# [WHAT THE EXERCISE ASKS]
Find how many lines of the records hold the string "icon" and reply with only that total.

==== SUPPLIED DATA

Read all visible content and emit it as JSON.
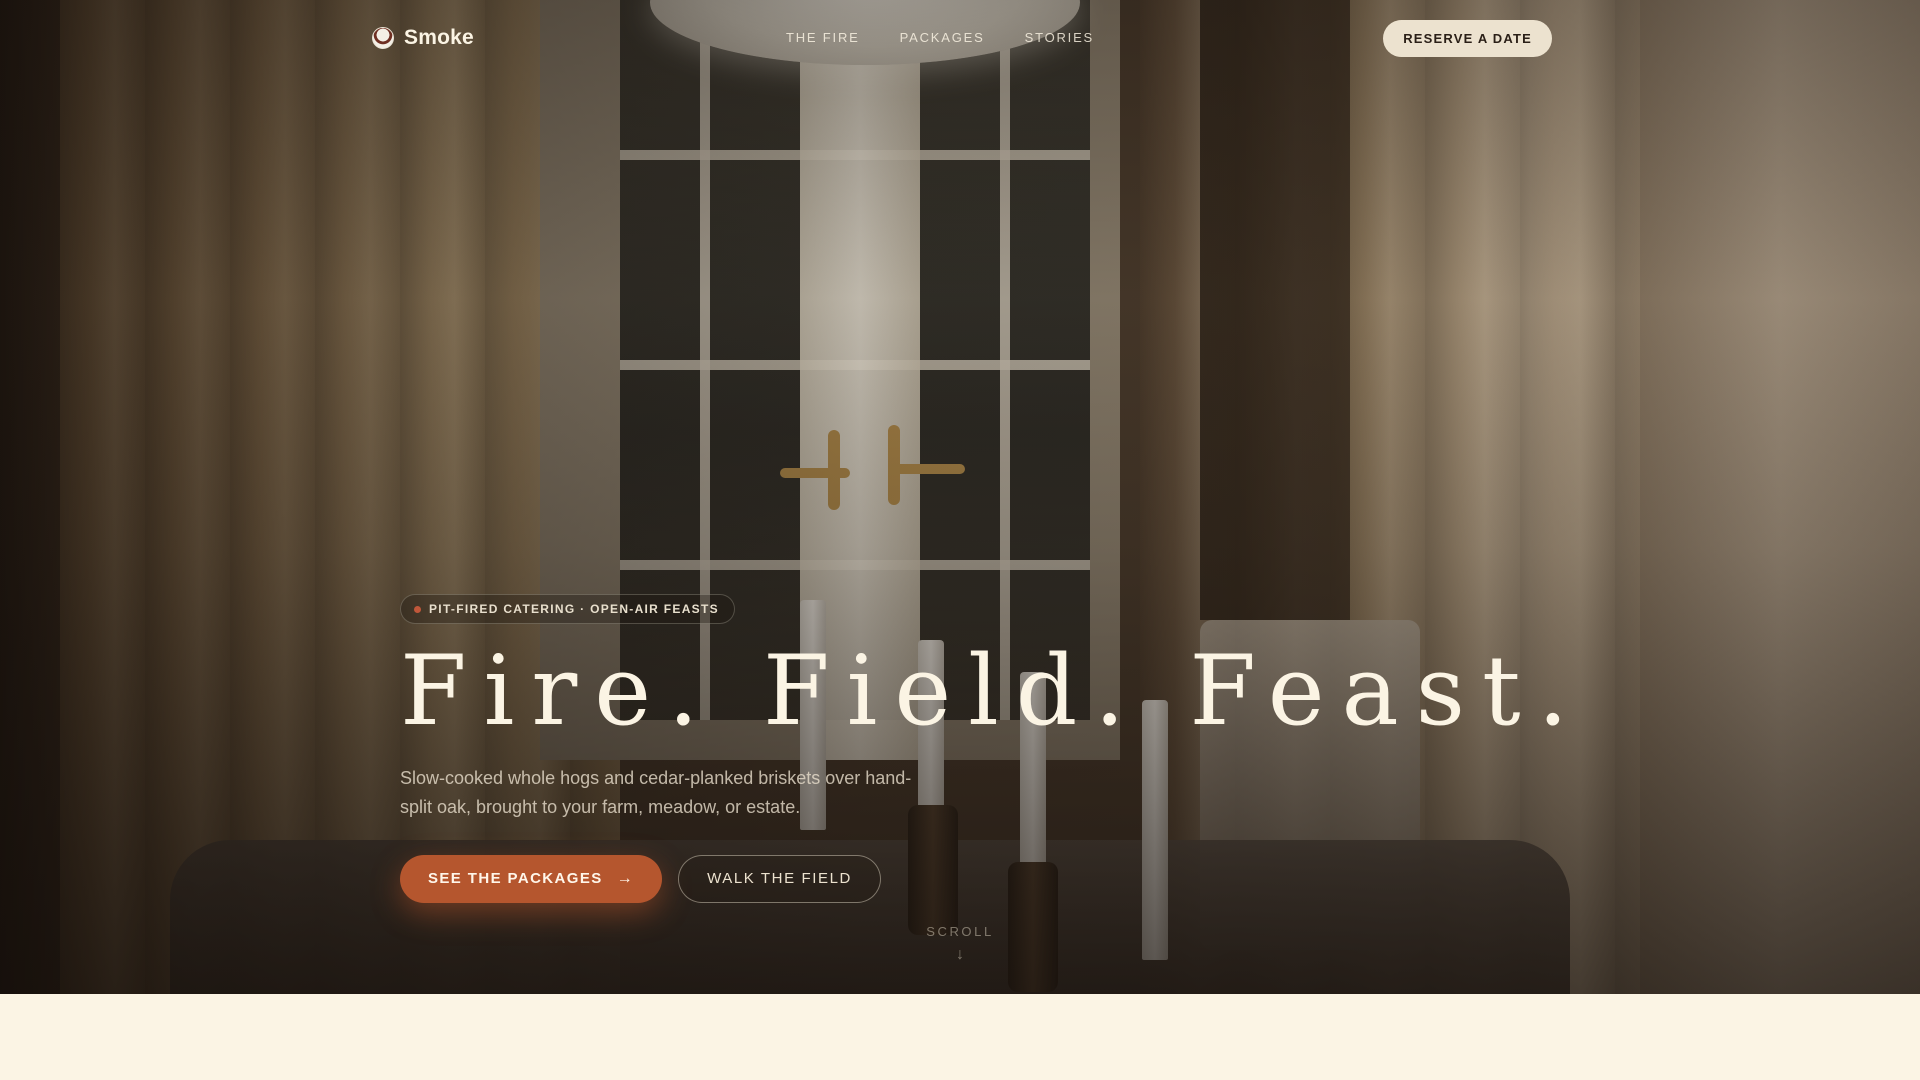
{
  "nav": {
    "brand_name": "Smoke",
    "brand_icon": "smoke-logo-icon",
    "links": [
      {
        "label": "THE FIRE"
      },
      {
        "label": "PACKAGES"
      },
      {
        "label": "STORIES"
      }
    ],
    "reserve_label": "RESERVE A DATE"
  },
  "hero": {
    "eyebrow": "PIT-FIRED CATERING · OPEN-AIR FEASTS",
    "headline": "Fire. Field. Feast.",
    "subcopy": "Slow-cooked whole hogs and cedar-planked briskets over hand-split oak, brought to your farm, meadow, or estate.",
    "primary_cta": "SEE THE PACKAGES",
    "primary_cta_icon": "arrow-right-icon",
    "secondary_cta": "WALK THE FIELD",
    "scroll_label": "SCROLL",
    "scroll_icon": "arrow-down-icon"
  },
  "colors": {
    "accent": "#b5562e",
    "cream": "#fbf4e4",
    "reserve_bg": "#ece2cf",
    "dot": "#c0573a"
  }
}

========

# [SOLUTION TO THE PROBLEM]
3